It was classic.

Serge didn’t sign his permission slip.

About an hour later, dispatch calls in a Suspicious Persons report at an apartment complex nearby.  Another officer is routed to the call and the Serge wants to let them handle it so they can learn.  He tells me that if the suspects flee, I am free to get out of the car and get in a foot pursuit, just stay on the radio and tell the other officers where they’re going.  (Sweet.)

The other officer calls Serge over in a few minutes for a supervisor’s advice.  We roll up and they have 5 college kids dressed in all black with black masks (removed at this point), and an impressive assortment of samurai weapons.  Nunchucks, bow staff, throwing star, samurai sword, etc.  As soon as Serge sees the weapons he says, “No question.

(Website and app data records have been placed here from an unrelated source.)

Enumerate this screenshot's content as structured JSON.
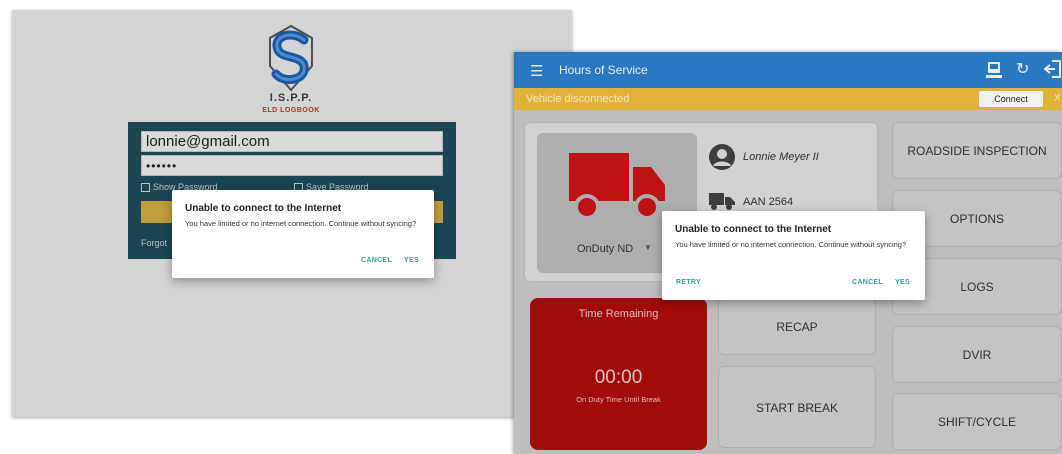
{
  "login_screen": {
    "logo": {
      "title": "I.S.P.P.",
      "subtitle": "ELD LOGBOOK",
      "icon": "isp-logo"
    },
    "email_value": "lonnie@gmail.com",
    "password_mask": "••••••",
    "show_password_label": "Show Password",
    "save_password_label": "Save Password",
    "forgot_label": "Forgot"
  },
  "dialog_login": {
    "title": "Unable to connect to the Internet",
    "message": "You have limited or no internet connection. Continue without syncing?",
    "cancel": "CANCEL",
    "yes": "YES"
  },
  "hos_screen": {
    "app_title": "Hours of Service",
    "menu_icon": "hamburger-icon",
    "toolbar_icons": [
      "eld-device-icon",
      "refresh-icon",
      "logout-icon"
    ],
    "banner": {
      "text": "Vehicle disconnected",
      "connect": "Connect",
      "close": "X"
    },
    "duty_status": "OnDuty ND",
    "driver_name": "Lonnie Meyer II",
    "truck_id": "AAN 2564",
    "time": {
      "label": "Time Remaining",
      "value": "00:00",
      "sub": "On Duty Time Until Break"
    },
    "buttons": {
      "recap": "RECAP",
      "start_break": "START BREAK",
      "roadside": "ROADSIDE INSPECTION",
      "options": "OPTIONS",
      "logs": "LOGS",
      "dvir": "DVIR",
      "shift": "SHIFT/CYCLE"
    },
    "colors": {
      "app_bar": "#2a78bf",
      "banner": "#e1b23a",
      "time_card": "#b00c0c",
      "truck": "#d01515",
      "dialog_button": "#26a69a"
    }
  },
  "dialog_hos": {
    "title": "Unable to connect to the Internet",
    "message": "You have limited or no internet connection. Continue without syncing?",
    "retry": "RETRY",
    "cancel": "CANCEL",
    "yes": "YES"
  }
}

Hook ’em up.”

Apparently the kids were on their way to a friends house to play “ninja”.

One kid, 19, claims ownership of all the weapons so he is the only one arrested.  Rough night for him, he is charged with a 3rd degree felony that comes with a 2-10 year prison stint and up to a $10,000 fine in our state.  All the officer’s felt bad for him, but you can’t just let a felony walk, someone has to go to jail for it.

Moral of the story, you can’t get a permission slip to break the law and don’t play “ninja”.

Playing Ninja

Playing "Ninja"

2 Product Reviews

September 1, 2009

I have 2 products that I hope to be able to review in the next few months.

One is a Bible Study designed specifically for LEO’s (law enforcement officers) and the situational stresses that come in this line of work.  I encourage you to check out this site for more info on the book, and continue to check back here for a complete review when I finish the study.

The other product is P90X.  If you watch any sports channel on TV during non-prime-time hours, you know what P90X is.  It is “a revolutionary system of 12 sweat-inducing, muscle-pumping workouts, designed to transform your body from regular to ripped in just 90 days.”  Here’s the official website.  And here is a video of a guy with a similar body type to myself and the transformation he experienced with this program.

Wish me luck!